Hopkins students study Oxford-style debate, which stresses substance over soundbite

America’s presidential debate format is broken.

That’s the position advanced by Intelligence Squared U.S., which argues that the current debate format is little more than reality TV—a string of “gotcha” moments, canned soundbites, and personal attacks.

It advocates for the more substantive Oxford-style debate, a format that puts a premium on persuasion. In an Oxford-style debate, one side proposes and the other opposes a sharply framed motion through opening arguments, back-and-forth discussion, and closing statements. Audience members vote for their preferred position at the start of the debate, then again at the end to determine a winner.

In the run-up to the 2016 presidential election, the nonpartisan nonprofit—which has hosted more than 160 live debates—called for a shift to an Oxford-style format for presidential candidates. The result? “We failed,” Intelligence Squared moderator John Donvan recalled this week.

Still, the proposal generated some social media buzz about the need for reform, he said, and the organization’s Change.org petition amassed more than 64,000 signatures.
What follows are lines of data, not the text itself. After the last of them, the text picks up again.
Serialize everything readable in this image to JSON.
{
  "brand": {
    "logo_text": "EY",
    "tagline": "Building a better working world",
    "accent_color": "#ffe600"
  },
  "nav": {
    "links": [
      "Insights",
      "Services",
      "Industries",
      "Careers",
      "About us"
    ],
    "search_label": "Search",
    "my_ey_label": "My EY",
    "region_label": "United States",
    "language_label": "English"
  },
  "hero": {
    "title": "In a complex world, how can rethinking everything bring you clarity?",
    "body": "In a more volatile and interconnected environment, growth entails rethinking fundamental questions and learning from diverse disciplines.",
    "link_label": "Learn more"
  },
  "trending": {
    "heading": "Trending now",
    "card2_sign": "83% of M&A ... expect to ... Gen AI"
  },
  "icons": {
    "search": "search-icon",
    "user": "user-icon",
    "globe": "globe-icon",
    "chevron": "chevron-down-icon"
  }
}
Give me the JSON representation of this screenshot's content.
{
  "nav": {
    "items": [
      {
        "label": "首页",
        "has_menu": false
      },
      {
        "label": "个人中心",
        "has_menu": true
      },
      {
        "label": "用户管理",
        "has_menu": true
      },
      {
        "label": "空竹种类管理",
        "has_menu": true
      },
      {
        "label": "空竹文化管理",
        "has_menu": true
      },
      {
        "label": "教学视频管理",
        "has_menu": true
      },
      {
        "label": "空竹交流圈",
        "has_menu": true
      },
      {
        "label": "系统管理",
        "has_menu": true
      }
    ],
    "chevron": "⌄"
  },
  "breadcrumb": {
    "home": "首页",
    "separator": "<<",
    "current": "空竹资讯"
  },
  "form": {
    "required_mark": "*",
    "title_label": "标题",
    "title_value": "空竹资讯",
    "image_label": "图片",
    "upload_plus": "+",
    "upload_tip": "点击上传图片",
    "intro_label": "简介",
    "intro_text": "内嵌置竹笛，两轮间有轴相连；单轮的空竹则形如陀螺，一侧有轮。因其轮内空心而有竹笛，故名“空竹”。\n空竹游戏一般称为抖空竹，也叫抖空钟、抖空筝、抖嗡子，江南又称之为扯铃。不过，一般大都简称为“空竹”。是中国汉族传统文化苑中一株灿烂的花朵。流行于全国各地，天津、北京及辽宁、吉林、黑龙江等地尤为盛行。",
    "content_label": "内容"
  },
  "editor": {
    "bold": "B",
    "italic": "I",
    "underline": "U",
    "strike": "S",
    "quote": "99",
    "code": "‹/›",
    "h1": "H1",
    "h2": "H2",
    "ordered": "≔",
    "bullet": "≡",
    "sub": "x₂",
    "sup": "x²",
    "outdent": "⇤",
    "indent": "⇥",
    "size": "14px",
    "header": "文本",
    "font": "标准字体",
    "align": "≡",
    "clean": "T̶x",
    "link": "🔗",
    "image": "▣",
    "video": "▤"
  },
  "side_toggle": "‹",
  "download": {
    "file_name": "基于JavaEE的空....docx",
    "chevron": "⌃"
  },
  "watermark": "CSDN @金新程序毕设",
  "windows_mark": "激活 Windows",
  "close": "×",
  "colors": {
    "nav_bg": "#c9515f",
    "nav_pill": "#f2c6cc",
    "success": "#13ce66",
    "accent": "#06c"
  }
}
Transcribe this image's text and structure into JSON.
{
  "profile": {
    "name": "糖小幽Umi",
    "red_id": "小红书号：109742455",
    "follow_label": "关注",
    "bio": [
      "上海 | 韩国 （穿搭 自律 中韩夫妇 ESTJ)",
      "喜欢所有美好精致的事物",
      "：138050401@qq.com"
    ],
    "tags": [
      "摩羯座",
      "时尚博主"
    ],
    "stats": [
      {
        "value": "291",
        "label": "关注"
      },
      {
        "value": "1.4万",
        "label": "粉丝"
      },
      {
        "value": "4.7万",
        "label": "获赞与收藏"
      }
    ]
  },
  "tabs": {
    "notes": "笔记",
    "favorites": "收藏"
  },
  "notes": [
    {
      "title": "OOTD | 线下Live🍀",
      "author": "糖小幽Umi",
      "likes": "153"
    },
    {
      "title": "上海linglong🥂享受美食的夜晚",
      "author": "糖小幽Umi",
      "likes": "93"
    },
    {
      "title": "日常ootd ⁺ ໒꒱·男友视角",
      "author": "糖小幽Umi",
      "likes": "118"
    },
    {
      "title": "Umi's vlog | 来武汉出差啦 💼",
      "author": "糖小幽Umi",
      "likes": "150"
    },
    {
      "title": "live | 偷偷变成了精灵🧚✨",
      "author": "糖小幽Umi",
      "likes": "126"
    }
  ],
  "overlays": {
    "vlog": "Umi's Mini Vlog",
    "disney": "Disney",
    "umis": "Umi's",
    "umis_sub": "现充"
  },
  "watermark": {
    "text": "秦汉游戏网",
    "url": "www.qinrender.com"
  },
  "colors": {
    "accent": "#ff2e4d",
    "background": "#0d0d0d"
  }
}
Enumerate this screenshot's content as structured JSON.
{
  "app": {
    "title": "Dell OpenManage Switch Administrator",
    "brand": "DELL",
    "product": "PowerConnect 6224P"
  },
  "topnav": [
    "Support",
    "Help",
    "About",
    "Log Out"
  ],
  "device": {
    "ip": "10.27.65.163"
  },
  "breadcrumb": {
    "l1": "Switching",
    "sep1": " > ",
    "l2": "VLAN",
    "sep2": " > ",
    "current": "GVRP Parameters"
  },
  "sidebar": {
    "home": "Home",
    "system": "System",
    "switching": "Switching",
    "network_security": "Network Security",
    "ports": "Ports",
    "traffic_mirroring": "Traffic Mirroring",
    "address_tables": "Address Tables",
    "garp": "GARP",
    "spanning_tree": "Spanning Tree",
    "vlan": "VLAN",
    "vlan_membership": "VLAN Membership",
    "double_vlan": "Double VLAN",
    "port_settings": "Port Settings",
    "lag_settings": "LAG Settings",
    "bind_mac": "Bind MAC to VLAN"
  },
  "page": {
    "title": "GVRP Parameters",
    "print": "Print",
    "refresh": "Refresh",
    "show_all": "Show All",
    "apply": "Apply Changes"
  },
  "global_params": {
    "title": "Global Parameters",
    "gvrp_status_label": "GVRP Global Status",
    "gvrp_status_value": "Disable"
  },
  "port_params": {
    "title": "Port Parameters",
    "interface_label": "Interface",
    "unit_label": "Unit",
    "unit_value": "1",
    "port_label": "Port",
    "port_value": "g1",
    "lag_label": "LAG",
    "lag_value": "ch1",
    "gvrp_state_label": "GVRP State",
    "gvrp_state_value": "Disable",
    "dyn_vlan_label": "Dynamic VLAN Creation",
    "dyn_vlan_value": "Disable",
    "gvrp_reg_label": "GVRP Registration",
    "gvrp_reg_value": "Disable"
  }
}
On Tuesday, Donvan, who is also a correspondent for ABC News and PBS NewsHour, visited a weeklong Johns Hopkins University Intersession course called In Search of Intelligent Debate. The instructor is Donvan’s former Intelligence Squared colleague, Dana Wolfe, an Emmy Award-winning journalist who served as executive director of the debate series for more than a decade. Wolfe is a visiting scholar at the Stavros Niarchos Foundation Agora Institute at Johns Hopkins.

Continue Reading on the Hub.